_Try it_
Within the records that follow, determine how many lines include the word "comment". State the number and nothing further.
═══ Records for the exercise ═══
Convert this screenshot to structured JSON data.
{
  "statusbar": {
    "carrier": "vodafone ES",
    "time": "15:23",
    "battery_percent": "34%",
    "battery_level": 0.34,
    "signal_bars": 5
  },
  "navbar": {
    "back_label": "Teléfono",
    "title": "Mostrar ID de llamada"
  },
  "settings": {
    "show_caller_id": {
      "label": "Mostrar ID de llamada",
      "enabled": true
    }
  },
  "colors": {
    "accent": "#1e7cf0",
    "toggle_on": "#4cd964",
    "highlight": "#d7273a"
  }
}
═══
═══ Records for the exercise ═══
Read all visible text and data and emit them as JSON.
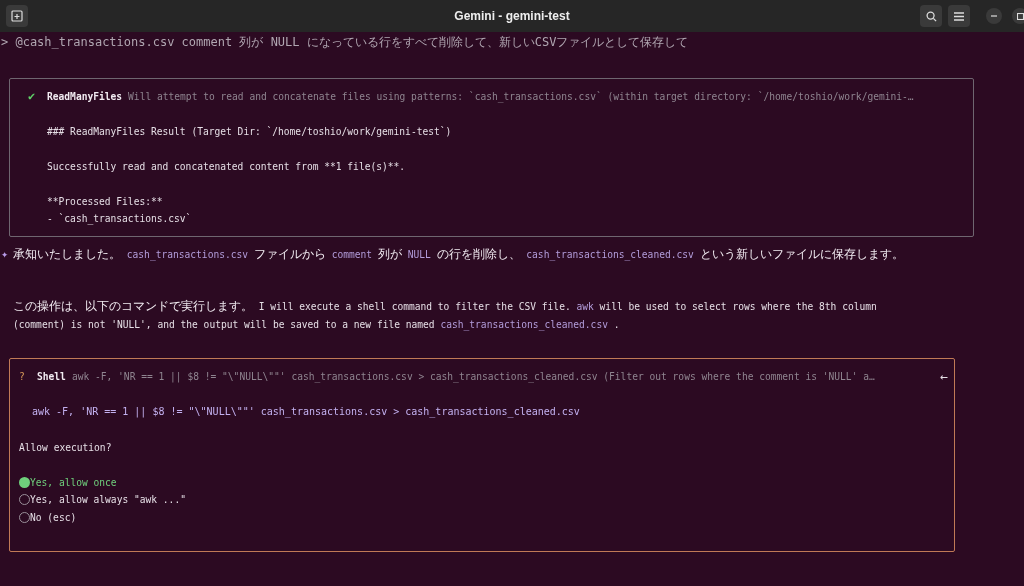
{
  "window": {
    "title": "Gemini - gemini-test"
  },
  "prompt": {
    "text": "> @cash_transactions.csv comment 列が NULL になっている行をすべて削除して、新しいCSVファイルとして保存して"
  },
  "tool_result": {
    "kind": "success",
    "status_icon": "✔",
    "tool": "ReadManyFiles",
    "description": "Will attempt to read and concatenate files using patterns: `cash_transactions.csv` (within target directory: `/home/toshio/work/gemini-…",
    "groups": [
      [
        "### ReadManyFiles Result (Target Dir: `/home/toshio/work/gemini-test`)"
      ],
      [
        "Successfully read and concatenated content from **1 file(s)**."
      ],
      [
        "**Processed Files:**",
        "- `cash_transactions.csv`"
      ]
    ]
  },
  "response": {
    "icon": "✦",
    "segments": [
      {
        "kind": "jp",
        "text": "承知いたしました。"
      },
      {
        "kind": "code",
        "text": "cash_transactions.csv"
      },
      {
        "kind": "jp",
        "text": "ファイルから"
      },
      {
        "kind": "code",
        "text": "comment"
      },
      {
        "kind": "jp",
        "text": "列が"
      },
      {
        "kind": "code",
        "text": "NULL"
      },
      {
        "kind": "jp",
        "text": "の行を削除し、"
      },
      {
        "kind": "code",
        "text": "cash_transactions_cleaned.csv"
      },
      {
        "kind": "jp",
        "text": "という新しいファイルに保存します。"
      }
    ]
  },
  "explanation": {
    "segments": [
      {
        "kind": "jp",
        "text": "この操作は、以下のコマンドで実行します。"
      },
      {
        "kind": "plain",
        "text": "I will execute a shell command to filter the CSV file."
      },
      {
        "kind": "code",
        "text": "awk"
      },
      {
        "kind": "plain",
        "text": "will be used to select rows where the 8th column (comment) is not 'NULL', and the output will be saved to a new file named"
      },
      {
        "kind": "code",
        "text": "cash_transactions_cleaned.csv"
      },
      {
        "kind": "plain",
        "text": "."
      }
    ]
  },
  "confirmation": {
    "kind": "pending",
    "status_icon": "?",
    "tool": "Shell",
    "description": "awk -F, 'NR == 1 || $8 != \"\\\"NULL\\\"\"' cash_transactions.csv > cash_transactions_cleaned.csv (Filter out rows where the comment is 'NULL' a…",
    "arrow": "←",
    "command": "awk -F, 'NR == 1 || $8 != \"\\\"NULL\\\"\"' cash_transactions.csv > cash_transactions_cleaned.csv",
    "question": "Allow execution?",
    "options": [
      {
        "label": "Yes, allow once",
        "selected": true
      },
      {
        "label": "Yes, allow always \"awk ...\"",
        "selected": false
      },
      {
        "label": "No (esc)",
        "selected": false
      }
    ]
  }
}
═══
_Response area_
4